Austin was previously slated to provide testimony before the House Armed Services Committee, but this has been changed to a closed-door meeting. As reported by Defense News on Tuesday, the previously scheduled hearing, which had been slated for Thursday, would not have allowed time for the new Congress to be named and seated.
Democratic spokesperson Monica Matoush said that “The committee cannot formally organize until leadership from both the majority and minority have named the full list of members. As such, we cannot yet convene our committee organization meeting or formally conduct committee business like a hearing.
“Once members have been named and the committee has been organized, we will proceed.”
A closed-door meeting will likely help ensure Austin’s eventual confirmation, in light of the waiver from Congress that will be required. However, concerns have continued to be raised in recent weeks related to civilian control of the military, and whether Austin’s appointment could be seen as damaging in the public’s eyes in this regard.
Will Biden Confront the “UFO Taboo” While in Office?

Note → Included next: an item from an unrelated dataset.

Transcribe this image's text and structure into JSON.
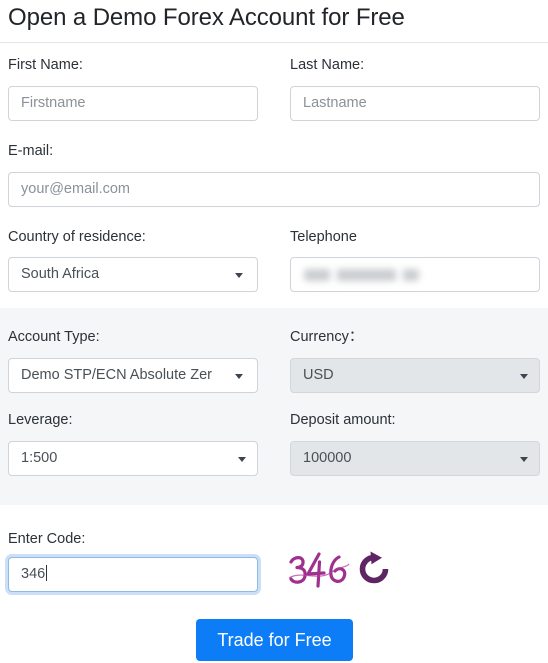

With the incoming Biden Administration, another question on many people’s minds has to do with how—or if—the new president will address current efforts by the DoD to resolve questions about unidentified aerial phenomena (UAP), more commonly known as UFOs, and whether they could represent a possible concern for national security.
Earlier this week, The Debrief’s Tim McMillan was joined by Washington Examiner political reporter Tom Rogan, with additional contributions from Douglas D. Johnson and Jed Holtzman, in a lengthy op ed that looked at this question.
“Ultimately, how this plays out will depend much on the attitudes of the incoming Director of National Intelligence (President-elect Biden has named the highly regarded Avril Haines), Secretary of Defense, and other top intelligence and defense appointees,” they wrote. “And it will chiefly depend on the assessment and political courage of the new president, in his responsibility as commander in chief.” The entire piece can be read here.
Certainly, the dynamic in Washington for incoming President Biden—even having the experience in government that he does—is unique on account of the existing efforts in place within government which aim to look seriously at the UAP question. As previously reported by The Debrief, the recent passage of the FY 2021 Intelligence Authorization Act set in motion a 180-day time frame in which the Navy’s UAP Task Force (UAPTF) is to produce a report for the Senate Intelligence Committee on UAP and potential threats they might pose.
“The Department of Defense established the UAPTF to improve its understanding of, and gain insight into, the nature and origins of [unidentified aerial phenomena],” a Pentagon statement from August 2020 read, describing the newly-formed task force’s mission as being “to detect, analyze and catalog UAPs that could potentially pose a threat to U.S. national security.”
Presently, the results of the UAPTF’s forthcoming report, as well as the Biden Administration’s attitude toward the subject and its defense implications, remains to be seen.
That concludes this edition of THE INTELLIGENCE BRIEF. If you came across this on our website and would prefer to have this newsletter sent directly to your inbox, you can subscribe and get email updates from us here, and read past editions of The Intelligence Brief here.